    "Only stunned, I reckon!" he muttered to himself. "Wonder if he belongs around here?"

    As the man bent over Andy he saw the lad's watch dangling from its chain, fastened to a buttonhole of the youth's vest. Then his ferret-like eyes caught sight of a fine ruby pin in Andy's necktie.

    "He could easily lose that watch on the road, riding like that, and the pin, too," he muttered to himself. "It's a fine chance to make a little haul!"

    He straightened up and took another look around. Not a soul was in sight. With dexterous fingers he unfastened the watch and chain and transferred them to his pocket. The stickpin followed. Then he slipped his hand into a vest-pocket and brought out a five-dollar bill and three one-dollar bills.

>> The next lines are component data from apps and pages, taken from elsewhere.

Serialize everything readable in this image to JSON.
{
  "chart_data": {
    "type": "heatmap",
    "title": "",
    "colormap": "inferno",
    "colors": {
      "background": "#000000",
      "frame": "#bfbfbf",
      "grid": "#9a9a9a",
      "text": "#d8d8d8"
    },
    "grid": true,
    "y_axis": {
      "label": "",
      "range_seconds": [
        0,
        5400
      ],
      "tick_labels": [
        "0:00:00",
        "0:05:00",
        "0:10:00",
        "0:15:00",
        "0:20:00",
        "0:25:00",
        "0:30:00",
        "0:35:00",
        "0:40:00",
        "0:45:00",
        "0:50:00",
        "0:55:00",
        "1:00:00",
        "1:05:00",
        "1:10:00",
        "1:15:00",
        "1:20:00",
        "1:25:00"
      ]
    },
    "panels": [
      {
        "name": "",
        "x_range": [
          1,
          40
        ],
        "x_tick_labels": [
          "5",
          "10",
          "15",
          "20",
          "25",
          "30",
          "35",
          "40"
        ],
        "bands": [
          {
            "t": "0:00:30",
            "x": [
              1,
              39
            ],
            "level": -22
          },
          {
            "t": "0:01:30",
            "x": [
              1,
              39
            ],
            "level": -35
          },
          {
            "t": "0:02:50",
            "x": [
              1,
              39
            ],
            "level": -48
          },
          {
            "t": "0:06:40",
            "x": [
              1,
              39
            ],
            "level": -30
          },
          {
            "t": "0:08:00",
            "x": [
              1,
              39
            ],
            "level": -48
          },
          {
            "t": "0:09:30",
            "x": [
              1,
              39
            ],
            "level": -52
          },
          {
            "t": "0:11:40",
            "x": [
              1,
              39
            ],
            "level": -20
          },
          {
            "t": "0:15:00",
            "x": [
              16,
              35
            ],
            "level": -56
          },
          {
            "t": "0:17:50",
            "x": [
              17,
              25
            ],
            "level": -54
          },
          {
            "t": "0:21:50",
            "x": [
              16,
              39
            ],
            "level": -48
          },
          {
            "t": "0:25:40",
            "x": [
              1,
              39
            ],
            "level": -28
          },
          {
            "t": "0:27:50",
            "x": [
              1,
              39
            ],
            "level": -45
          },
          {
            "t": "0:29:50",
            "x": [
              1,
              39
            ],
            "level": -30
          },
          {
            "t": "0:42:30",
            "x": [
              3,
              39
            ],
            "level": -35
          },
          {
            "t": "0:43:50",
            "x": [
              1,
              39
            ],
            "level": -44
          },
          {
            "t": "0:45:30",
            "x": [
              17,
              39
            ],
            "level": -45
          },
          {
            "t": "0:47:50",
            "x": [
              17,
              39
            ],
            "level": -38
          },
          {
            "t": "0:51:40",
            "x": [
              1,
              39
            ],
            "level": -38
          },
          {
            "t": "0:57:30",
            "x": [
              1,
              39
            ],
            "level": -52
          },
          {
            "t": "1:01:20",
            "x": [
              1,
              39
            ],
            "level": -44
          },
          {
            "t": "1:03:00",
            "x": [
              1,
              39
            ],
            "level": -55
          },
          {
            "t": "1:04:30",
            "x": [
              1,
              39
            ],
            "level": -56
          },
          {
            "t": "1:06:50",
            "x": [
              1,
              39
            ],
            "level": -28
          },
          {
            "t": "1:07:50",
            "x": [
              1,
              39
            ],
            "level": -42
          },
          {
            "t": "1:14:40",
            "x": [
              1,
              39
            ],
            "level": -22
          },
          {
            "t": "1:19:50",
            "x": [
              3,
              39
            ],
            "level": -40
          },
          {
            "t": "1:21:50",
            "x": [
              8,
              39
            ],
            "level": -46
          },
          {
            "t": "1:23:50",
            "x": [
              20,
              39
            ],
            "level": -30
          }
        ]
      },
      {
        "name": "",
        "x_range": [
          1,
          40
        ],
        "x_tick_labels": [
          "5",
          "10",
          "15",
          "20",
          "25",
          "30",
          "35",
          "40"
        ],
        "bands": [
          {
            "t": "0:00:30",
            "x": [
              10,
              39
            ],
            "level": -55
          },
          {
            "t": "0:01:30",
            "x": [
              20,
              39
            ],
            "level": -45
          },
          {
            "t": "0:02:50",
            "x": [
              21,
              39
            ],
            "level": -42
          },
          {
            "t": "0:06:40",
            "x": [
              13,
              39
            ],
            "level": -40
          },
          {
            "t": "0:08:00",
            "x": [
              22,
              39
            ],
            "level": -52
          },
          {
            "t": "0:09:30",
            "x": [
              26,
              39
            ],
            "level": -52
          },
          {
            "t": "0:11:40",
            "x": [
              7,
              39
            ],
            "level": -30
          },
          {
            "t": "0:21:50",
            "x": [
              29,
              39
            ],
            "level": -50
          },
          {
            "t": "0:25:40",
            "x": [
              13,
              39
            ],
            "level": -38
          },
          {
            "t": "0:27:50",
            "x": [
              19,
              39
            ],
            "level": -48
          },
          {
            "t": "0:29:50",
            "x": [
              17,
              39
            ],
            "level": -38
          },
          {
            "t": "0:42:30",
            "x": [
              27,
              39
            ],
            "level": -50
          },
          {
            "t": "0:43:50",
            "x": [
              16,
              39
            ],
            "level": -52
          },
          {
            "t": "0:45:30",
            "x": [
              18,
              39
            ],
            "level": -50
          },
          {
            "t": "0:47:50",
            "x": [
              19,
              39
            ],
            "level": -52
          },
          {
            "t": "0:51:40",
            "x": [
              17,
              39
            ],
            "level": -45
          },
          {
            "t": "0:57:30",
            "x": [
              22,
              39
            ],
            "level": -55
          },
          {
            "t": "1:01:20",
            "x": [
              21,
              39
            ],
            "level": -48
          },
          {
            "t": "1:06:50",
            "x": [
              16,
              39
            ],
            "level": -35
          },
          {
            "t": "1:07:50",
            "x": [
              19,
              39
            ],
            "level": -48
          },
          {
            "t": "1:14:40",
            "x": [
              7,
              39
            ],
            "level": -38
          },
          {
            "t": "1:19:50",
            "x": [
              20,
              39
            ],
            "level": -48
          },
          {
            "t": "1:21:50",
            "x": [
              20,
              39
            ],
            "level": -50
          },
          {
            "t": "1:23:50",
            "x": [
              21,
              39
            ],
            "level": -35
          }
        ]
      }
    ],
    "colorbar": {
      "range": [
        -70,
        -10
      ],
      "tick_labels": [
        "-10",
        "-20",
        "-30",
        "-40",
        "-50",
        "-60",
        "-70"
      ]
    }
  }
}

    "Eight dollars!" he muttered. "Not so bad but what it might be worse. I reckon the watch, chain and pin will bring me another twenty or thirty. Sparrow, you are in luck to-day."

    He lingered, wondering if Andy had anything more of value about him. The youth wore a ring with a cameo in it, but it looked tight and hard to get off.

    "Might try his other pockets," mused the thief. Then a distant shouting came to his ears.

    "Somebody is after him," he muttered. "I reckon it's time I cleared out. It won't do for me to be seen in this neighborhood."

    He looked around for an instant. Then he walked to the roadside, ran in among the trees and bushes, and disappeared from view.
    Next Chapter
    Chapter 4
    Previous Chapter
    If you're writing a Edward Stratemeyer essay and need some advice, post your Edward Stratemeyer essay question on our Facebook page where fellow bookworms are always glad to help!

    Top 5 Authors

    Top 5 Books

    Book Status
    Finished
    Want to read
    Abandoned

    Are you sure you want to leave this group?